A roadside bomb was detonated on a busy street in Baghdad on 24 September, killing one Iraqi and injuring some 22 people, Reuters reported. A U.S. Army spokesman said the bomb was detonated as a military convoy passed nearby. The convoy sustained little damage, but a passing commuter bus was badly damaged, according to Reuters. CNN reported that the roadside bomb was actually a series of explosions that spread in a "daisy chain" over an area of 100 meters. CNN also reported that two civilian buses were damaged in the explosion. KR
IRAQI GOVERNING COUNCIL BANS AL-JAZEERA, AL-ARABIYAH FOR TWO WEEKS

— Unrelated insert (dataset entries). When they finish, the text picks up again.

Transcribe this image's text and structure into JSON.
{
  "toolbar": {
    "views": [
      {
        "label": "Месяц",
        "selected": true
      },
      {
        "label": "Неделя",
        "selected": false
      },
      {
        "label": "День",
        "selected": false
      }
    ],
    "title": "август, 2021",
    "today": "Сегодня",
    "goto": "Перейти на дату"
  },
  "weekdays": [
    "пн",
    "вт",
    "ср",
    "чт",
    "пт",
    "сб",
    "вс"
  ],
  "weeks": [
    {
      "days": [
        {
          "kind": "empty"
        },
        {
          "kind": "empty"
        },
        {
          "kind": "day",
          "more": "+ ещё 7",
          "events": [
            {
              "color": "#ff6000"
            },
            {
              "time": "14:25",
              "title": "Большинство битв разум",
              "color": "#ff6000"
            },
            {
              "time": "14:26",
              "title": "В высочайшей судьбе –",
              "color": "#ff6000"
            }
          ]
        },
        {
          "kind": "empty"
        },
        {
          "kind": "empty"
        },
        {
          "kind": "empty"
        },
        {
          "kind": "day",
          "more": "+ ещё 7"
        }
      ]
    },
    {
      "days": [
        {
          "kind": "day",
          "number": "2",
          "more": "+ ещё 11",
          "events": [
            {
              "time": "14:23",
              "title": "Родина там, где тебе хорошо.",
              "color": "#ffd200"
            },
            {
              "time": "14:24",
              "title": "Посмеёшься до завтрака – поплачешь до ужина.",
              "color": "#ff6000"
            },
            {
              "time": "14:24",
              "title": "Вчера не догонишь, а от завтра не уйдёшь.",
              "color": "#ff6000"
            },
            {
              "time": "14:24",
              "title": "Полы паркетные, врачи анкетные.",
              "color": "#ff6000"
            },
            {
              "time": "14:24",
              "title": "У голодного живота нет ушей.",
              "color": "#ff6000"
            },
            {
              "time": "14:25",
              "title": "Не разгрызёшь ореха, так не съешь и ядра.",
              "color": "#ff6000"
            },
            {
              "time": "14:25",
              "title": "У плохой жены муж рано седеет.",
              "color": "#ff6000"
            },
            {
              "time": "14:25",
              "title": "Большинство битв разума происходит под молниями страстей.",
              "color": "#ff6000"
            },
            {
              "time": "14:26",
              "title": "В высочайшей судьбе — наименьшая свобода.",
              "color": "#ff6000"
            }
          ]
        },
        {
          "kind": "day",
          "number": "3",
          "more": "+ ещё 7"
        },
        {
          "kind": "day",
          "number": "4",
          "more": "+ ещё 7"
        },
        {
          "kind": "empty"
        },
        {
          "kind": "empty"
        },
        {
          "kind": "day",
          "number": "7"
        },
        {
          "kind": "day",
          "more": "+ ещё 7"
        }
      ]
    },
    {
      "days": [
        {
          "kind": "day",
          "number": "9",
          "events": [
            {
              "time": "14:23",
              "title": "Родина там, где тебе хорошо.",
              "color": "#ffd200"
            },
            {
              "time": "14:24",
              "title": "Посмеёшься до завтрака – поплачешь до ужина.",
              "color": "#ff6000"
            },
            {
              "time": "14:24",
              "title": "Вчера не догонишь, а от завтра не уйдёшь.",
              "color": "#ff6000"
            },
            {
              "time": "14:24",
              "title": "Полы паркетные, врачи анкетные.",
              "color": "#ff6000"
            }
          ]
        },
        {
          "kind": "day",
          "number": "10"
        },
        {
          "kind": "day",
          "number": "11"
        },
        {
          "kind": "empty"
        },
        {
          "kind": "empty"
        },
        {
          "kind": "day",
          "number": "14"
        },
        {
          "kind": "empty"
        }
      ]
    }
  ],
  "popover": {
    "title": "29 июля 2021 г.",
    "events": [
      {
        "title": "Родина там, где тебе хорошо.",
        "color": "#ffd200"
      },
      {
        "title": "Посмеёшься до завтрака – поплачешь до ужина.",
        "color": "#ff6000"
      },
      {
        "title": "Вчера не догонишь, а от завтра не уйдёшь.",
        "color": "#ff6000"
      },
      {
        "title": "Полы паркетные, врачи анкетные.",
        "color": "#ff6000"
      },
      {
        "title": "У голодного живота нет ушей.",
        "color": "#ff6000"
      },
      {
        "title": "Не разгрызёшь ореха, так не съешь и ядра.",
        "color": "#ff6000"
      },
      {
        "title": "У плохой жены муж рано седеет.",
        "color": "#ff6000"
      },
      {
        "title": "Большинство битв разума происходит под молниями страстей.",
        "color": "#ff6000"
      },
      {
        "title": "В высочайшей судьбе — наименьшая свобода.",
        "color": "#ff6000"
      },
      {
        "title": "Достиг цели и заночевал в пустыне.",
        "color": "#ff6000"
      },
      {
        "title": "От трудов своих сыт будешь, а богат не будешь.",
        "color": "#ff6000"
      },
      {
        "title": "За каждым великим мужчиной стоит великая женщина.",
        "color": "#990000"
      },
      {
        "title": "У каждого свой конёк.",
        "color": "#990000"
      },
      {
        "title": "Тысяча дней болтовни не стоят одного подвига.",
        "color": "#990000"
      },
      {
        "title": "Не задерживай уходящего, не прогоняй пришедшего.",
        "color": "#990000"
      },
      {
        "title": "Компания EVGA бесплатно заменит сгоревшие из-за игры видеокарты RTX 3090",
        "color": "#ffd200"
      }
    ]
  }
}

The Iraqi Governing Council voted on 22 September to ban the Al-Jazeera and Al-Arabiyah satellite channels from covering official activities in Iraq for two weeks, international media reported on 23 September. Entifadh Qanbar, spokesman for Ahmad Chalabi, the council's president for the month of September, told a press conference on 23 September that the decision "has not been issued yet" because "the Governing Council is discussing this issue with the coalition troops to put it in a legal framework in order to protect the Iraqi people from the poisonous propaganda aired by these two channels and in sowing sectarian and racial sedition in Iraq." Qanbar said "a detailed decision in this regard" would be issued by 24 September. The news channels are banned from "covering council activities and official press conferences" and from entering ministries and council buildings for the next two weeks, the Governing Council said in a statement, Reuters reported on 23 September. KR